Task prompt. Take each line of the entries below that contains "mrworker" and copy it.

(Excerpts from an interface dataset)
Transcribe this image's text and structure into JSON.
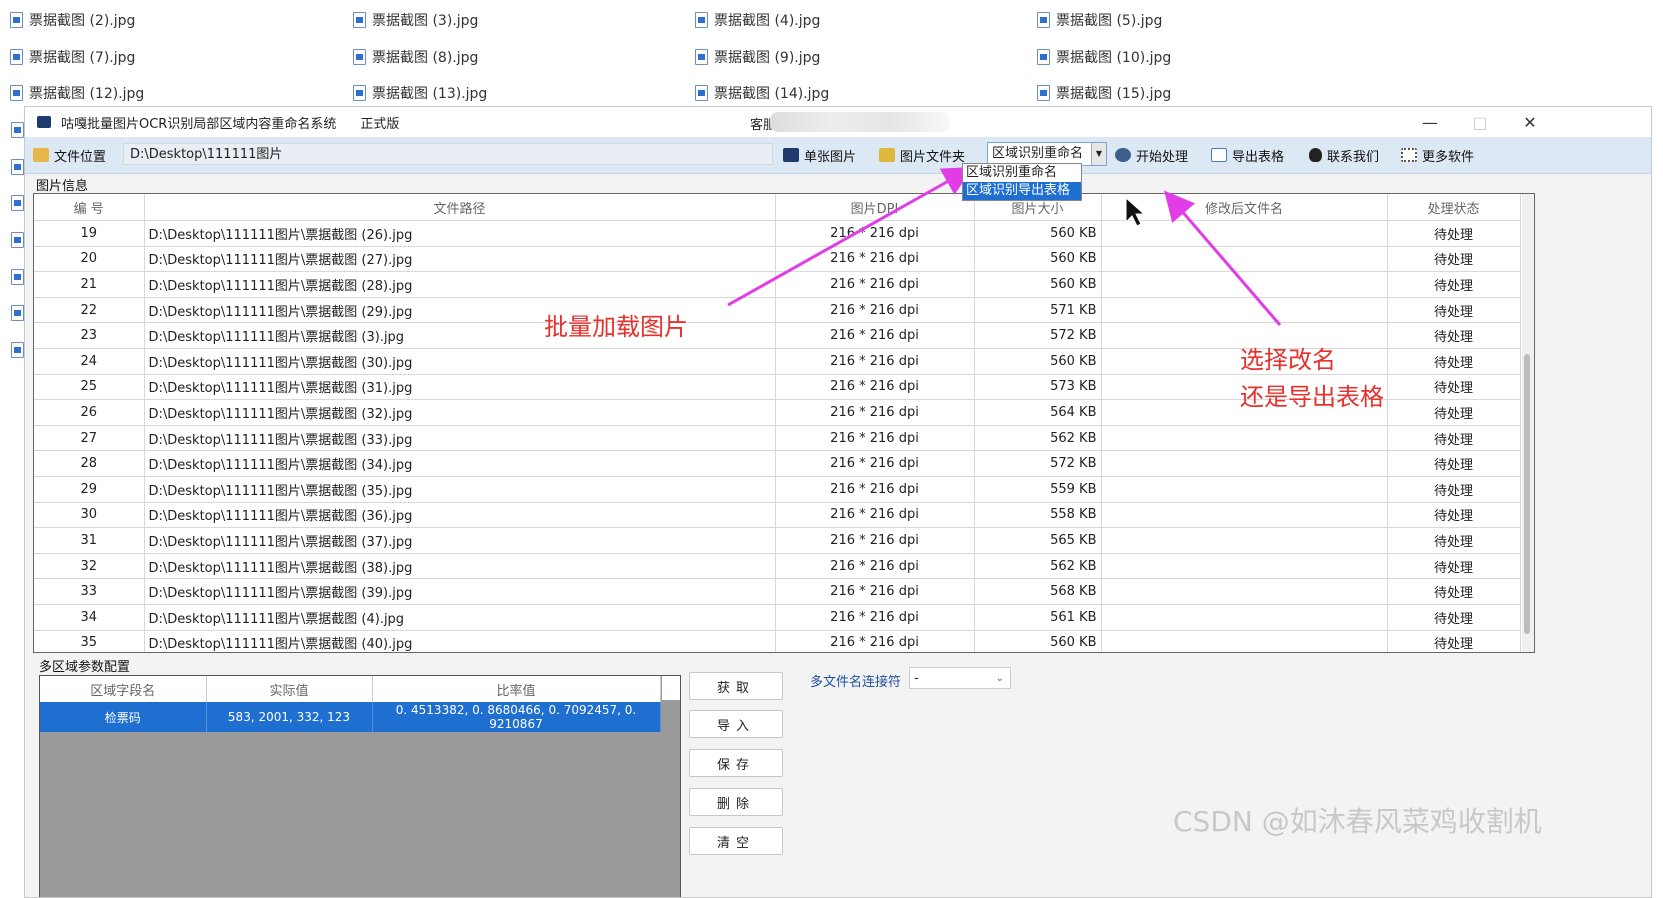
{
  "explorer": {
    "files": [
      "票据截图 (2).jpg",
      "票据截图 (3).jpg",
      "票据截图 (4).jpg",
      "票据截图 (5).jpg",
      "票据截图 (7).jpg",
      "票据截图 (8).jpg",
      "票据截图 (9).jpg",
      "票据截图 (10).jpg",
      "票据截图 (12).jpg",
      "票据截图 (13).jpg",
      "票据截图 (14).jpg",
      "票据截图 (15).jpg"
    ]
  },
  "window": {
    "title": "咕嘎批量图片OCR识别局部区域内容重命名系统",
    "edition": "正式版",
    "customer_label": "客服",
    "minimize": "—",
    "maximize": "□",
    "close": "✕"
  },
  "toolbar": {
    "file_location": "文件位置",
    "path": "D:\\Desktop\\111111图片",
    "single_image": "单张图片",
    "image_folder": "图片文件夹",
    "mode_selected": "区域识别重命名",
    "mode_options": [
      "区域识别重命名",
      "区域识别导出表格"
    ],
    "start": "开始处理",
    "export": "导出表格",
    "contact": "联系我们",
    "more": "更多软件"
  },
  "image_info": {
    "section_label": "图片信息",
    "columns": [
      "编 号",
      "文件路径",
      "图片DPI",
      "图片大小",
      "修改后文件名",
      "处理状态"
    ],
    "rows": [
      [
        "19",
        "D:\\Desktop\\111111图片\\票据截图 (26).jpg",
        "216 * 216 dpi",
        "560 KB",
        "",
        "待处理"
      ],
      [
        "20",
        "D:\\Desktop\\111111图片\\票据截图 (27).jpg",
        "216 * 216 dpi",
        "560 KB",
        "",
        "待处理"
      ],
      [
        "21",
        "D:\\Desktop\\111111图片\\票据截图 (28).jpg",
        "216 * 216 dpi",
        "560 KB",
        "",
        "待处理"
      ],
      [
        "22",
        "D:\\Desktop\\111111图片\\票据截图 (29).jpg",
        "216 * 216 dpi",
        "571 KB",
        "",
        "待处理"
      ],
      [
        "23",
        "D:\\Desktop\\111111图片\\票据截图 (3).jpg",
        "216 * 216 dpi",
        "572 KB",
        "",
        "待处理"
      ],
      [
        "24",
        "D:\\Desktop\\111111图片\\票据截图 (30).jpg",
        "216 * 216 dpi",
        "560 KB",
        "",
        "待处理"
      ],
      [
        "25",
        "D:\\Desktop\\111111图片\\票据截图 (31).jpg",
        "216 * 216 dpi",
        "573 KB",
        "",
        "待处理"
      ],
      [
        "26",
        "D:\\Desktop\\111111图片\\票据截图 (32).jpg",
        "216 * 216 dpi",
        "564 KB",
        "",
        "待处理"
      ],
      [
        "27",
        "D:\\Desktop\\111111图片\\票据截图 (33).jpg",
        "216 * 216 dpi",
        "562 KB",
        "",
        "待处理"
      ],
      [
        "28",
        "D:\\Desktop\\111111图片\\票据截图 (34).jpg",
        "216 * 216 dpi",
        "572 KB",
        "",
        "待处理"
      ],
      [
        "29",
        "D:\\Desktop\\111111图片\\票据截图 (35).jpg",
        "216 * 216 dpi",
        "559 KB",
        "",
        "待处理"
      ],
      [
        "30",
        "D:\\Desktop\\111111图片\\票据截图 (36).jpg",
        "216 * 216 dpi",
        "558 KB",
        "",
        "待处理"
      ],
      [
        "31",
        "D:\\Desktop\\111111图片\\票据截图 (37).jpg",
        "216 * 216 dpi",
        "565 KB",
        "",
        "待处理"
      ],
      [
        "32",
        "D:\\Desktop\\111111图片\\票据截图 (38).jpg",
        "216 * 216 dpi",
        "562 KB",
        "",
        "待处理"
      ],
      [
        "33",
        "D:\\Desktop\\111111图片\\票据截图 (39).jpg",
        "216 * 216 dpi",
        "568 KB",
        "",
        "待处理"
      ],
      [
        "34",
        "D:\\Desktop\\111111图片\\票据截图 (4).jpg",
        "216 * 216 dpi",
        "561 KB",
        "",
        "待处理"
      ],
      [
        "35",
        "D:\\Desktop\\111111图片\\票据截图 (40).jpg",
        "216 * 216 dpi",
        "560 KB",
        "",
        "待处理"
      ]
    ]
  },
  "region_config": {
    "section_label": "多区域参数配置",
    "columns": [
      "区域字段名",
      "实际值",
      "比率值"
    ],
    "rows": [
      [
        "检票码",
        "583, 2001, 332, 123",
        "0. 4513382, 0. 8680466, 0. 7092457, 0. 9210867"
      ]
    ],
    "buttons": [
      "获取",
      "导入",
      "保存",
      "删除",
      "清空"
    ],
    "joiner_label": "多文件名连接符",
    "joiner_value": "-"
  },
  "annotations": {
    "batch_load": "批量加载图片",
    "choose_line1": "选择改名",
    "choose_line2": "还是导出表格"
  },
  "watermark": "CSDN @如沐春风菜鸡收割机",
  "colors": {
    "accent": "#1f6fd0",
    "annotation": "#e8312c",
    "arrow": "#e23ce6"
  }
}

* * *

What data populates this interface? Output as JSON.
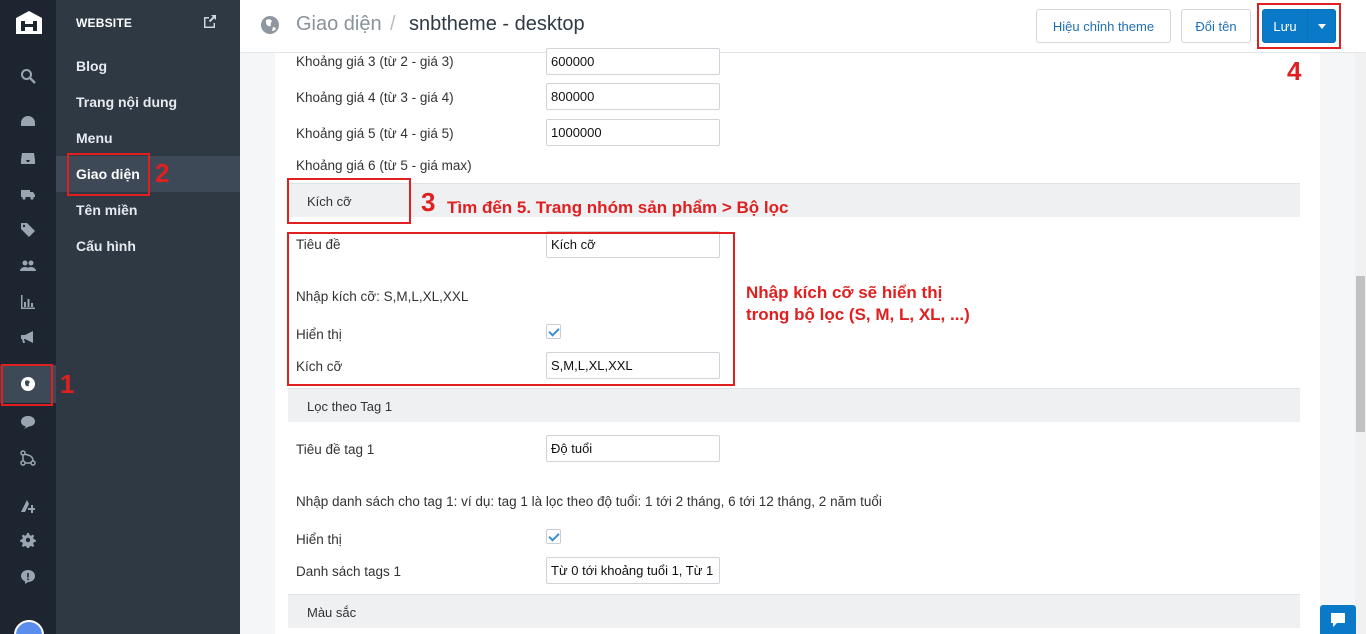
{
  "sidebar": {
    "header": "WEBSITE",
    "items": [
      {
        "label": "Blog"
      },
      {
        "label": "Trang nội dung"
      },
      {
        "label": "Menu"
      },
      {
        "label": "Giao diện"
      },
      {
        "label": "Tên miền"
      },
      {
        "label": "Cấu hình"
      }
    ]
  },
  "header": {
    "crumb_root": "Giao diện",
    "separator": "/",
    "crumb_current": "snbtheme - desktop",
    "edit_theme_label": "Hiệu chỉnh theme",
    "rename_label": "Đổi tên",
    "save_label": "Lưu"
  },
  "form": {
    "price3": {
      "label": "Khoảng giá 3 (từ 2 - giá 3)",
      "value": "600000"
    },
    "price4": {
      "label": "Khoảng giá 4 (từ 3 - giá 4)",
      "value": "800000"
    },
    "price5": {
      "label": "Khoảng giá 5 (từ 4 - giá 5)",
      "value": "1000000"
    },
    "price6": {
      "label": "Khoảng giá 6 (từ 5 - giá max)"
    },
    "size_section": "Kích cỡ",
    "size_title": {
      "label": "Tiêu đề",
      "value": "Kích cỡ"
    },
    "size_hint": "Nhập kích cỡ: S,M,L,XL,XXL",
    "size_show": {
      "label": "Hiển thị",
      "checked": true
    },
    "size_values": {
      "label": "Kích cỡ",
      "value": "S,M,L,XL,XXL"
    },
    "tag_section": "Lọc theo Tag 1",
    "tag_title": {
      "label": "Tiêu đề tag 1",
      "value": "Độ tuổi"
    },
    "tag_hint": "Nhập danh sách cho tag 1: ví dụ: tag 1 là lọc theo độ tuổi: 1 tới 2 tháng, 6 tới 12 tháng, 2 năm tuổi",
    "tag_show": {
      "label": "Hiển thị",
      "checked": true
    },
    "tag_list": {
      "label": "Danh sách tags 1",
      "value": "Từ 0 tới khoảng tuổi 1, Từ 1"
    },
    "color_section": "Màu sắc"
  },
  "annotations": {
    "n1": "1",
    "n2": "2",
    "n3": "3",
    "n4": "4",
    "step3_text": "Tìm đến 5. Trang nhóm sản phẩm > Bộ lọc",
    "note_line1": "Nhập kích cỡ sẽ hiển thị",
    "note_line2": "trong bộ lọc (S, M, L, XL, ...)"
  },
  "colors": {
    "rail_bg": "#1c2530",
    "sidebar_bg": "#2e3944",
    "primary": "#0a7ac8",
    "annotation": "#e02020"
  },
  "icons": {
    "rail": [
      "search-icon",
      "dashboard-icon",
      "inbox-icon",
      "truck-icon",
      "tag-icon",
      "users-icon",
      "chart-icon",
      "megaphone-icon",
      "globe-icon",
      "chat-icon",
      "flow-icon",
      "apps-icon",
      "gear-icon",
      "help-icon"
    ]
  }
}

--

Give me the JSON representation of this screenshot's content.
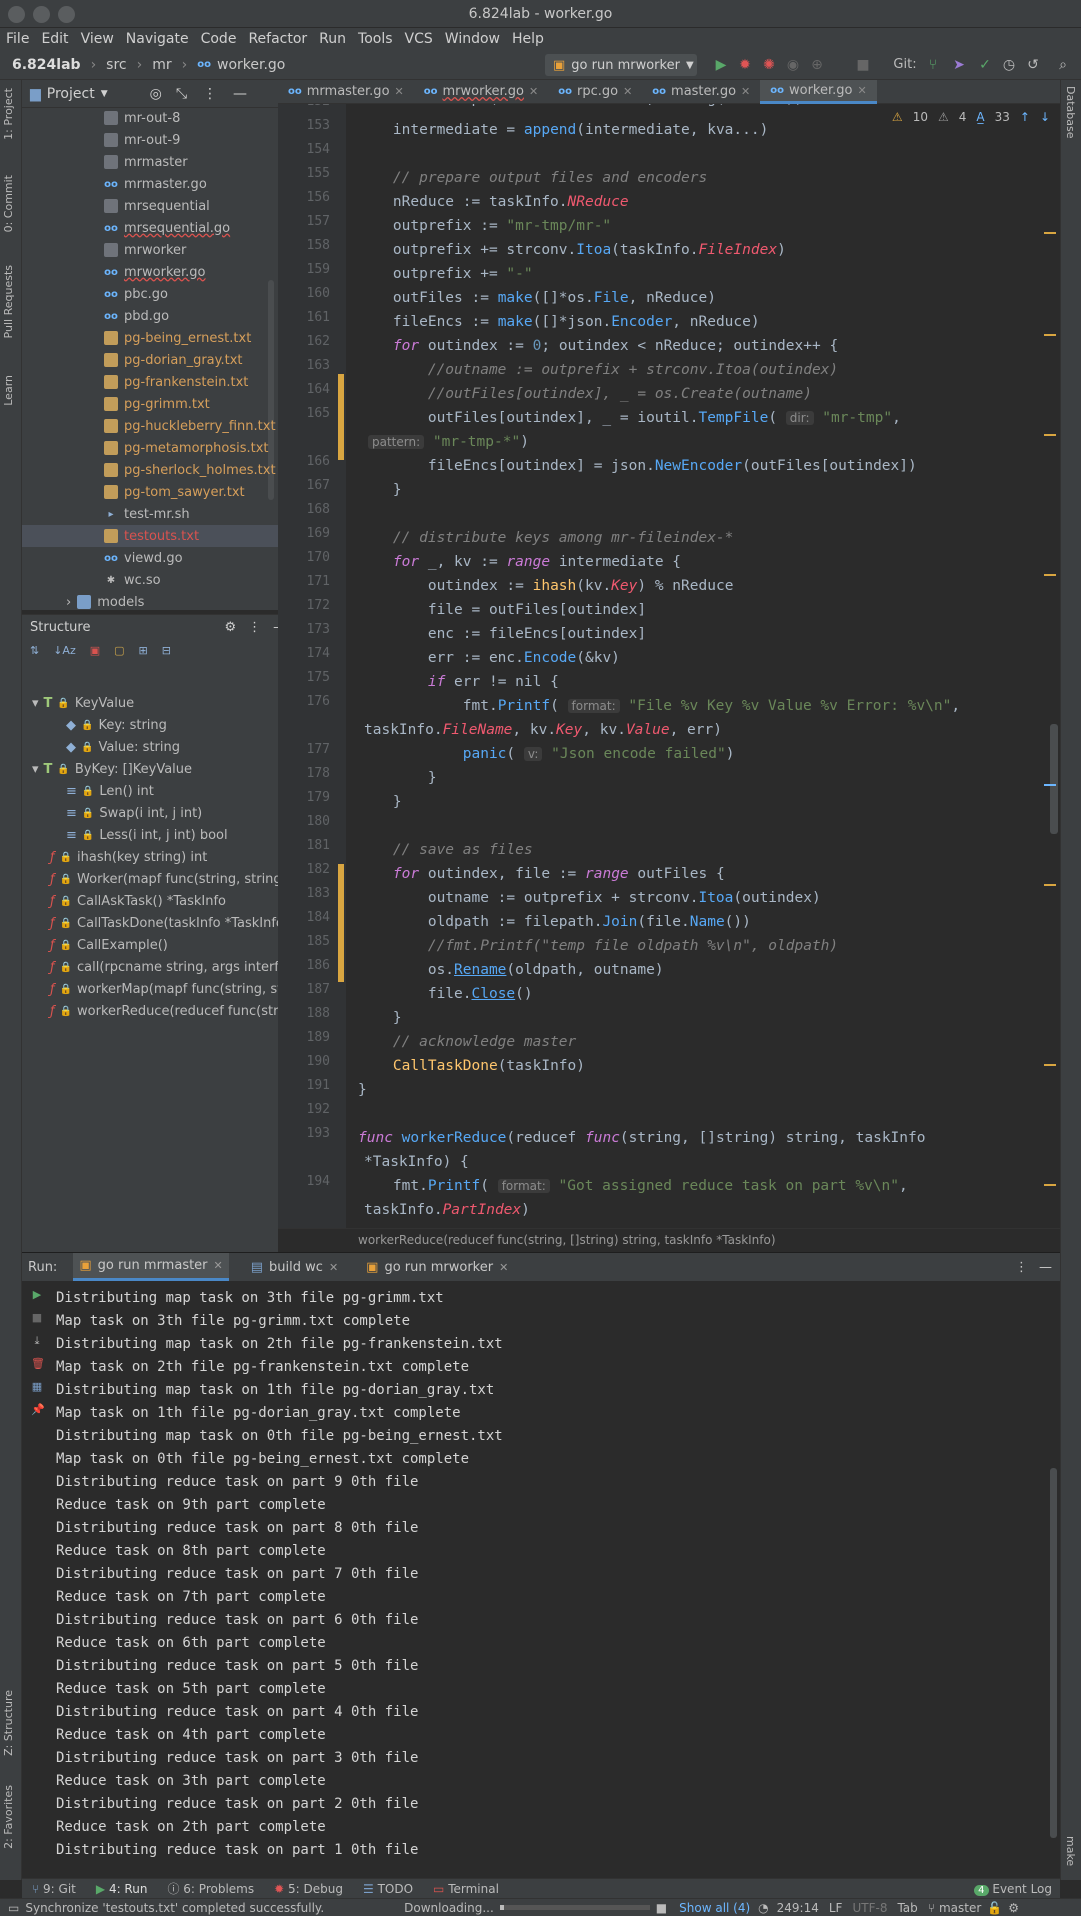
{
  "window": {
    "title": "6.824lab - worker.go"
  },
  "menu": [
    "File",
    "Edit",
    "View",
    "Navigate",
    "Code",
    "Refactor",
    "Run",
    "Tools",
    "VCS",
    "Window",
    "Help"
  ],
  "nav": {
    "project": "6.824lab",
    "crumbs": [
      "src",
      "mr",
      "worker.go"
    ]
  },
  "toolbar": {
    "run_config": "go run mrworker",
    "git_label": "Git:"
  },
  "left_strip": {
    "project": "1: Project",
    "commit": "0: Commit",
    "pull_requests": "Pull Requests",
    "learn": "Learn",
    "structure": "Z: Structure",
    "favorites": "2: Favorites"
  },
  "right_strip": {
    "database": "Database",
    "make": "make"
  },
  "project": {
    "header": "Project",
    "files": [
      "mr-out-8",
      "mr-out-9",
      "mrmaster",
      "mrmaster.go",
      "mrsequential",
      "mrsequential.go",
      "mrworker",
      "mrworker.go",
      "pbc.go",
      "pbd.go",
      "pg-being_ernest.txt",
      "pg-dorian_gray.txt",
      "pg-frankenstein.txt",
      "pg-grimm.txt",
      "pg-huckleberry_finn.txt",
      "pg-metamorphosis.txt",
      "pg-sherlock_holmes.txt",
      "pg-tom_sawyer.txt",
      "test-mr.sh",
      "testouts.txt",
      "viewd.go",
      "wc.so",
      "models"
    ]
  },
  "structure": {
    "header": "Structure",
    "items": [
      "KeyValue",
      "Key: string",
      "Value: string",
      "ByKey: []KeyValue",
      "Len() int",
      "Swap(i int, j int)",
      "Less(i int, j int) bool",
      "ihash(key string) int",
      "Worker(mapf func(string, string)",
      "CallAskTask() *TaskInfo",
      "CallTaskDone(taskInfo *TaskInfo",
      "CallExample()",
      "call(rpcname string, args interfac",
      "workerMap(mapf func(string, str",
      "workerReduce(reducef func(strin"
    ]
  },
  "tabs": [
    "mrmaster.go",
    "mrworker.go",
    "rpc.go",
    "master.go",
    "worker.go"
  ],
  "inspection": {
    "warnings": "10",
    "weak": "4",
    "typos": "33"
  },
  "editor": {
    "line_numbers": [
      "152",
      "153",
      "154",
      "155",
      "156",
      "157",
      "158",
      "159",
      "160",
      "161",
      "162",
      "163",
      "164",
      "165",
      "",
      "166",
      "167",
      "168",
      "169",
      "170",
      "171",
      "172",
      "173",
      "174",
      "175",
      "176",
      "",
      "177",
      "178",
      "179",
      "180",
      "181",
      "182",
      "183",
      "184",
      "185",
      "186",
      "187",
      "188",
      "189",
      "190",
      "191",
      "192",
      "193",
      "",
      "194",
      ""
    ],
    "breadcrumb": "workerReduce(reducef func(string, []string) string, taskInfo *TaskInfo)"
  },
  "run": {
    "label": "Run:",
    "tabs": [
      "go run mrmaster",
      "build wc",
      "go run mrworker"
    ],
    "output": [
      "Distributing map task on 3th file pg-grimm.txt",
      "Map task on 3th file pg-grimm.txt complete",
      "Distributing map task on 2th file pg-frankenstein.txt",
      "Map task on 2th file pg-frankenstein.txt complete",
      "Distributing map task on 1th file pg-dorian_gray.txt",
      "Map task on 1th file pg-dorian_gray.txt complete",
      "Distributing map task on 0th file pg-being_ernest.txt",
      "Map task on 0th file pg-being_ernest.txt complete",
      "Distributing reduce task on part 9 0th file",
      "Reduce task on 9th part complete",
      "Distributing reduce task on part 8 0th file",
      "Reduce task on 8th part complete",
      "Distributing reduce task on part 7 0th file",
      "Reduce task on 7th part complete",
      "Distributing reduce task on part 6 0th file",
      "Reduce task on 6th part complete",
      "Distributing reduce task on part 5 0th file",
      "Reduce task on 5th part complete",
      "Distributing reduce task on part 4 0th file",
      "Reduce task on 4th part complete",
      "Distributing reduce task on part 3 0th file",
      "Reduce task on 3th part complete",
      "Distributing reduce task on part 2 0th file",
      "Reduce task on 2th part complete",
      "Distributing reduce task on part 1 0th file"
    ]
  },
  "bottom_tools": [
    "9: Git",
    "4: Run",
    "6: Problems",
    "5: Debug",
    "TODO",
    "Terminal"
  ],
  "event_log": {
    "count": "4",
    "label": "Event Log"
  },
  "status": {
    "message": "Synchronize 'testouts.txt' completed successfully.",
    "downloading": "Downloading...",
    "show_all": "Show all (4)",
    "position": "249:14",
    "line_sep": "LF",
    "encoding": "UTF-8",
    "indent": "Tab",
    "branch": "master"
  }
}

Your response.
    "run_config": "go run mrworker",
      "mrworker",
      "mrworker.go",
    "mrworker.go",
      "go run mrworker"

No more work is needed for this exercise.